Yes, wearing ‘the armor’ can be a good defense mechanism for situations that warrant that protection, such as abusive/power differentials, where being more vulnerable and open would only cause more infliction and pain to the recipient (unless this is called for in the situation-sometimes it is best to show vulnerability).
Living in this armored state perpetually, is exhausting and inauthentic, and often leads a person to live in a reactive state of being, and to suppress unexpressed needs and wants, that eventually must find an escape. How many people venting have ended up in mental institutions, or behind bars, a sort of forced incarceration? This of course can lead to grace, yet often psychiatric medication suppresses that natural embracing of the ‘shaman within’.
However, recognising that armor is in place, is the first step to dismantling it, and the beginning of living in a state of natural grace and beingness. This takes courage!
Knowing what part to play-according to the situation at hand- and knowing when one is acting or not, is imperative! For acting to save face with honesty is still authentic! But, to act to manipulate or to gain something at anothers’ expense is not! Thus, learning what is ‘real’ and what is ‘fabrication’ is essential to a state of grace. Many do not know the difference, nor do they want too, as then they would have to give up their self-serving ways and their mass conscious motivations!

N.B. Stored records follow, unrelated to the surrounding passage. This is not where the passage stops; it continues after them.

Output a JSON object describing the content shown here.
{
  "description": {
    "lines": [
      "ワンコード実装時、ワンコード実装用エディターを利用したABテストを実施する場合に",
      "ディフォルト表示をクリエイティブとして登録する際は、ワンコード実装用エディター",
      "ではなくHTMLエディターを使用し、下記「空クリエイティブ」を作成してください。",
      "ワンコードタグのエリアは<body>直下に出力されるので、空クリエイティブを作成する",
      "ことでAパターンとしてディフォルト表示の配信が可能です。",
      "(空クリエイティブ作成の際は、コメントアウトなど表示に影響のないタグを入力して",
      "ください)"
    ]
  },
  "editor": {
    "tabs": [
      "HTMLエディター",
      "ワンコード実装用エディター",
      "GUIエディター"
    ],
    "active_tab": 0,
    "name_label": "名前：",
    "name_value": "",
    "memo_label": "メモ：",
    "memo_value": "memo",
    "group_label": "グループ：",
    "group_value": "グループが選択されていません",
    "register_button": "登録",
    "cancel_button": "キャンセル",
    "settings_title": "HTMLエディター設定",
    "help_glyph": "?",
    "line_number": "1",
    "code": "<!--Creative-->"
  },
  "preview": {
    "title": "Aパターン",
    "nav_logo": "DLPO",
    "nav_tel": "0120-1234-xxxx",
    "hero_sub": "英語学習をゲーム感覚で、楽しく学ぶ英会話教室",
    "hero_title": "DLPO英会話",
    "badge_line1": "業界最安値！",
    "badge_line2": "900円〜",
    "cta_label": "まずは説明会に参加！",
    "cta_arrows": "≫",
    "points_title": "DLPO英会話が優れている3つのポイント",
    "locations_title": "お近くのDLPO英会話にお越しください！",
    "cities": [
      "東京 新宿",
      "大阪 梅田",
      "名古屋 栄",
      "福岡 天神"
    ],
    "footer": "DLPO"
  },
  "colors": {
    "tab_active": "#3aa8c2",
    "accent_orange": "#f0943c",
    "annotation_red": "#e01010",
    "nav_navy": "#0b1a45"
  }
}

It is far too painful for many to leave their cozy conditioned states and social mores. Maybe it is consciousness thing, “when the student is ready, the teacher will appear”(even if it is the inner teacher) and the majority are just not ready for that leap! We can but hope!